### INFORMATION PROVIDED
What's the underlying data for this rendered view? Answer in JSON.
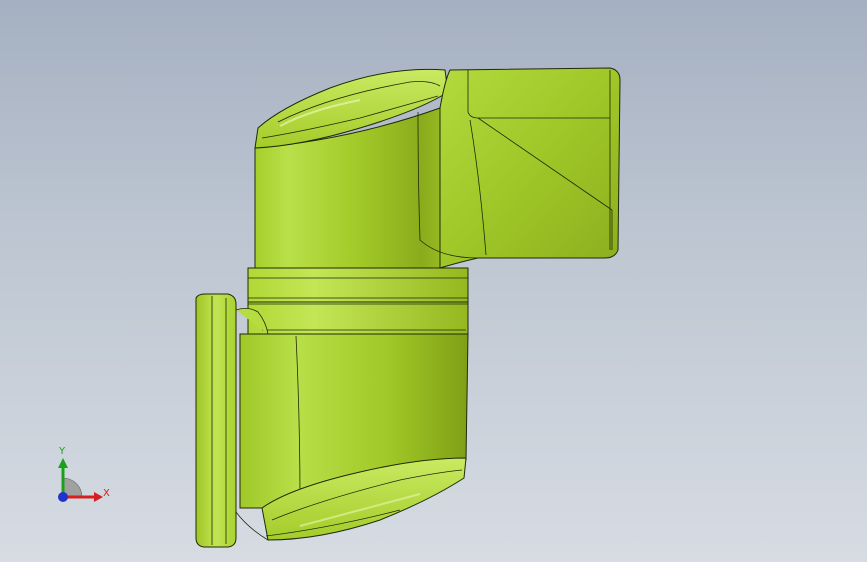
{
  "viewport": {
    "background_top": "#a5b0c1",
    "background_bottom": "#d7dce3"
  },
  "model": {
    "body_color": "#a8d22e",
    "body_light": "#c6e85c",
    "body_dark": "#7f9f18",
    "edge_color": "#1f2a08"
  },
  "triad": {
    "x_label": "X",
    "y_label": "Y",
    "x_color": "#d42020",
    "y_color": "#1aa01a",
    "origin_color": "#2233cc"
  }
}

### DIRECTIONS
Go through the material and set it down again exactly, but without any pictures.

### RESULT BELOW
What's the underlying data for this rendered view? Answer in JSON.
{
  "viewport": {
    "background_top": "#a5b0c1",
    "background_bottom": "#d7dce3"
  },
  "model": {
    "body_color": "#a8d22e",
    "body_light": "#c6e85c",
    "body_dark": "#7f9f18",
    "edge_color": "#1f2a08"
  },
  "triad": {
    "x_label": "X",
    "y_label": "Y",
    "x_color": "#d42020",
    "y_color": "#1aa01a",
    "origin_color": "#2233cc"
  }
}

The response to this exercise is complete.